Addict Behav. 2004 Feb;29(2):261-72. doi: 10.1016/j.addbeh.2003.08.002.


Context: It has not been determined if a youth's reaction to the first smoking experience is predictive of future nicotine dependence, or whether the impact of the first cigarette can be altered by manipulating levels of tar, nicotine and menthol.

Objective: To determine if the recalled response to the first cigarette is predictive of the development of symptoms of nicotine dependence and whether it is influenced by the type of cigarette smoked.

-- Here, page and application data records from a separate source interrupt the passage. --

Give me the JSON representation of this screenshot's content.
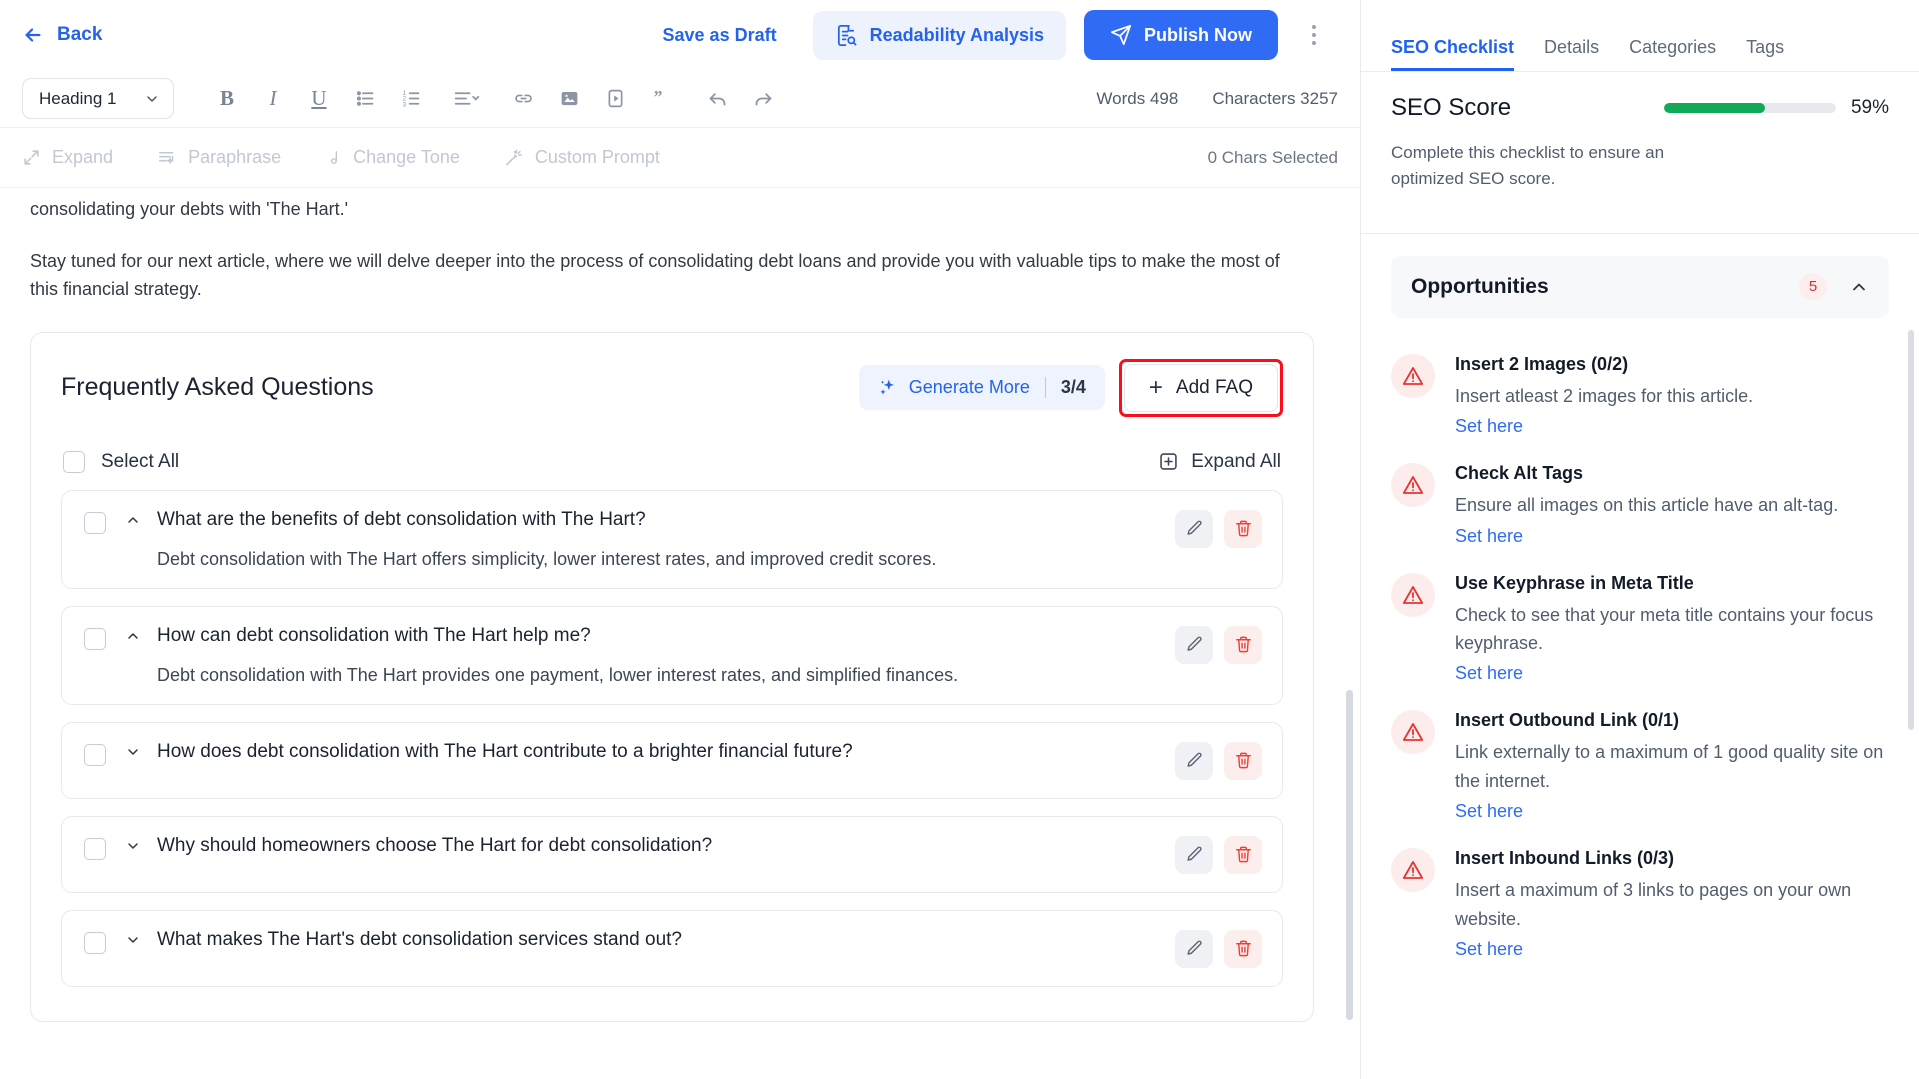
{
  "topbar": {
    "back_label": "Back",
    "back_icon": "arrow-left-icon",
    "save_draft_label": "Save as Draft",
    "readability_label": "Readability Analysis",
    "readability_icon": "document-search-icon",
    "publish_label": "Publish Now",
    "publish_icon": "send-icon",
    "publish_color": "#2f6bf5",
    "more_icon": "vertical-dots-icon"
  },
  "toolbar": {
    "heading_value": "Heading 1",
    "heading_chevron_icon": "chevron-down-icon",
    "icons": [
      {
        "name": "bold-icon",
        "glyph": "B"
      },
      {
        "name": "italic-icon",
        "glyph": "I"
      },
      {
        "name": "underline-icon",
        "glyph": "U"
      },
      {
        "name": "bullet-list-icon",
        "glyph": ""
      },
      {
        "name": "numbered-list-icon",
        "glyph": ""
      },
      {
        "name": "align-icon",
        "glyph": ""
      },
      {
        "name": "link-icon",
        "glyph": ""
      },
      {
        "name": "image-icon",
        "glyph": ""
      },
      {
        "name": "video-icon",
        "glyph": ""
      },
      {
        "name": "quote-icon",
        "glyph": ""
      },
      {
        "name": "undo-icon",
        "glyph": ""
      },
      {
        "name": "redo-icon",
        "glyph": ""
      }
    ],
    "words_label": "Words 498",
    "characters_label": "Characters 3257"
  },
  "ai_tools": {
    "items": [
      {
        "label": "Expand",
        "icon": "expand-arrows-icon"
      },
      {
        "label": "Paraphrase",
        "icon": "paraphrase-icon"
      },
      {
        "label": "Change Tone",
        "icon": "tone-icon"
      },
      {
        "label": "Custom Prompt",
        "icon": "magic-wand-icon"
      }
    ],
    "chars_selected": "0 Chars Selected"
  },
  "document": {
    "paragraphs": [
      "consolidating your debts with 'The Hart.'",
      "Stay tuned for our next article, where we will delve deeper into the process of consolidating debt loans and provide you with valuable tips to make the most of this financial strategy."
    ]
  },
  "faq": {
    "title": "Frequently Asked Questions",
    "generate_more_label": "Generate More",
    "generate_more_icon": "sparkles-icon",
    "generate_count": "3/4",
    "add_faq_label": "Add FAQ",
    "add_faq_icon": "plus-icon",
    "add_faq_highlight_color": "#fc0d1b",
    "select_all_label": "Select All",
    "expand_all_label": "Expand All",
    "expand_all_icon": "plus-square-icon",
    "edit_icon": "pencil-icon",
    "delete_icon": "trash-icon",
    "items": [
      {
        "question": "What are the benefits of debt consolidation with The Hart?",
        "answer": "Debt consolidation with The Hart offers simplicity, lower interest rates, and improved credit scores.",
        "expanded": true
      },
      {
        "question": "How can debt consolidation with The Hart help me?",
        "answer": "Debt consolidation with The Hart provides one payment, lower interest rates, and simplified finances.",
        "expanded": true
      },
      {
        "question": "How does debt consolidation with The Hart contribute to a brighter financial future?",
        "answer": "",
        "expanded": false
      },
      {
        "question": "Why should homeowners choose The Hart for debt consolidation?",
        "answer": "",
        "expanded": false
      },
      {
        "question": "What makes The Hart's debt consolidation services stand out?",
        "answer": "",
        "expanded": false
      }
    ]
  },
  "sidebar": {
    "tabs": [
      {
        "label": "SEO Checklist",
        "active": true
      },
      {
        "label": "Details",
        "active": false
      },
      {
        "label": "Categories",
        "active": false
      },
      {
        "label": "Tags",
        "active": false
      }
    ],
    "score_title": "SEO Score",
    "score_percent": "59%",
    "score_value": 59,
    "score_color": "#10a958",
    "score_desc": "Complete this checklist to ensure an optimized SEO score.",
    "opportunities_title": "Opportunities",
    "opportunities_count": "5",
    "opportunities_chevron_icon": "chevron-up-icon",
    "warning_icon": "warning-triangle-icon",
    "opportunities": [
      {
        "title": "Insert 2 Images (0/2)",
        "desc": "Insert atleast 2 images for this article.",
        "link": "Set here"
      },
      {
        "title": "Check Alt Tags",
        "desc": "Ensure all images on this article have an alt-tag.",
        "link": "Set here"
      },
      {
        "title": "Use Keyphrase in Meta Title",
        "desc": "Check to see that your meta title contains your focus keyphrase.",
        "link": "Set here"
      },
      {
        "title": "Insert Outbound Link (0/1)",
        "desc": "Link externally to a maximum of 1 good quality site on the internet.",
        "link": "Set here"
      },
      {
        "title": "Insert Inbound Links (0/3)",
        "desc": "Insert a maximum of 3 links to pages on your own website.",
        "link": "Set here"
      }
    ]
  }
}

Design and setting: A retrospective/prospective longitudinal study of the natural history of nicotine dependence employing individual interviews conducted three times annually in two urban school systems over 3 years. Subjects were asked to recall their first smoking experience.

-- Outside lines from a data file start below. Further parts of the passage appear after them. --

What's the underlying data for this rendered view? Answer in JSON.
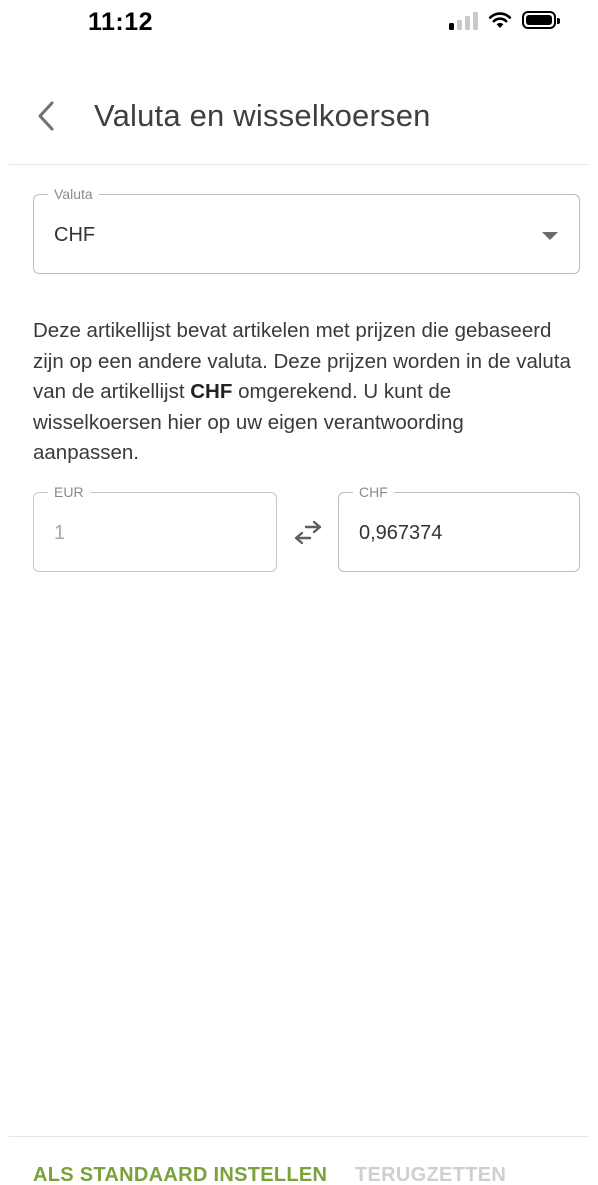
{
  "status_bar": {
    "time": "11:12"
  },
  "header": {
    "title": "Valuta en wisselkoersen"
  },
  "currency_select": {
    "label": "Valuta",
    "value": "CHF"
  },
  "description": {
    "text_before": "Deze artikellijst bevat artikelen met prijzen die gebaseerd zijn op een andere valuta. Deze prijzen worden in de valuta van de artikellijst ",
    "bold_currency": "CHF",
    "text_after": " omgerekend. U kunt de wisselkoersen hier op uw eigen verantwoording aanpassen."
  },
  "exchange": {
    "from_label": "EUR",
    "from_value": "1",
    "to_label": "CHF",
    "to_value": "0,967374"
  },
  "footer": {
    "set_default_label": "ALS STANDAARD INSTELLEN",
    "reset_label": "TERUGZETTEN"
  },
  "colors": {
    "accent": "#7ba13a",
    "disabled": "#cfcfcf"
  },
  "icons": {
    "back": "chevron-left-icon",
    "dropdown": "caret-down-icon",
    "swap": "swap-arrows-icon"
  }
}
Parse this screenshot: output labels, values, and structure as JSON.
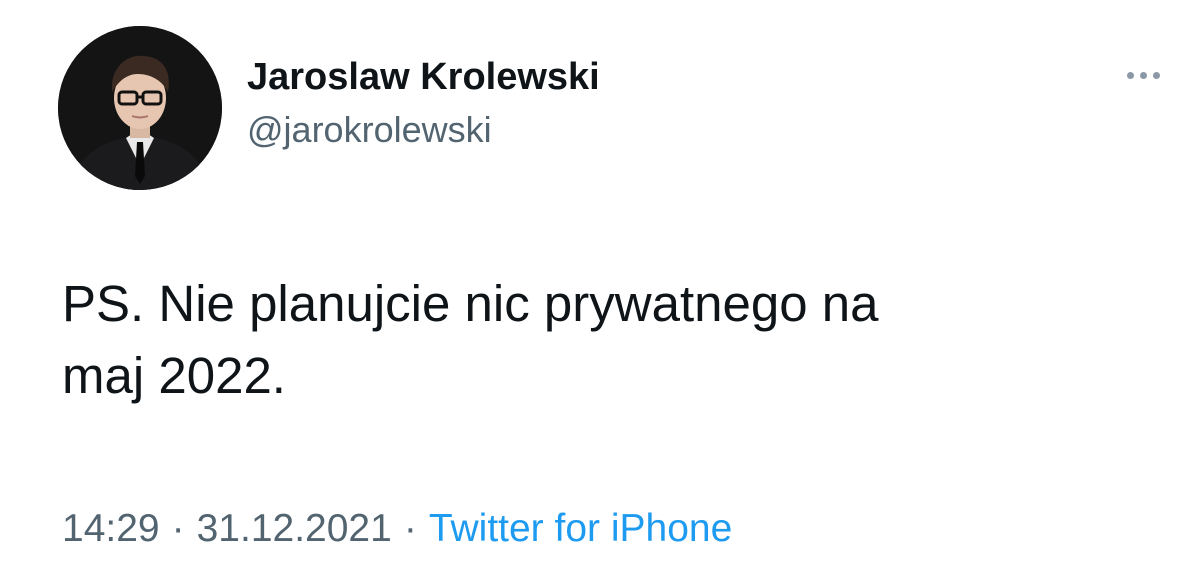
{
  "author": {
    "display_name": "Jaroslaw Krolewski",
    "handle": "@jarokrolewski"
  },
  "more_icon": "more-horizontal-icon",
  "tweet": {
    "text": "PS. Nie planujcie nic prywatnego na\nmaj 2022."
  },
  "meta": {
    "time": "14:29",
    "separator": "·",
    "date": "31.12.2021",
    "source": "Twitter for iPhone"
  },
  "colors": {
    "text": "#0f1419",
    "secondary": "#536471",
    "link": "#1d9bf0"
  }
}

Participants: A cohort of 237 subjects who had inhaled on a cigarette.

Main outcome measures: Symptoms associated with smoking; the Hooked on Nicotine Checklist of 10 symptoms of dependence.

Results: Reactions to the initial smoking experience were unrelated to gender or cigarette brand, strength or mentholation. Relaxation in response to the first inhalation was the strongest predictor of symptoms of nicotine dependence. Dizziness and nausea were also independent predictors of dependence symptoms.

Conclusions: The data suggest that increased sensitivity to nicotine as manifested by relaxation, dizziness, or nausea in response to the first exposure to nicotine represents a risk factor for the development of nicotine dependence.

Publication types

  • Multicenter Study
  • Research Support, U.S. Gov't, P.H.S.

MeSH terms

  • Adolescent
  • Dizziness / etiology
  • Female
  • Humans
  • Male
  • Massachusetts / epidemiology
  • Mental Recall*
  • Nausea / etiology
  • Psychometrics
  • Relaxation / psychology
  • Retrospective Studies
  • Risk Factors
  • Smoking / adverse effects
  • Smoking / psychology*
  • Tobacco Use Disorder / epidemiology
  • Tobacco Use Disorder / etiology*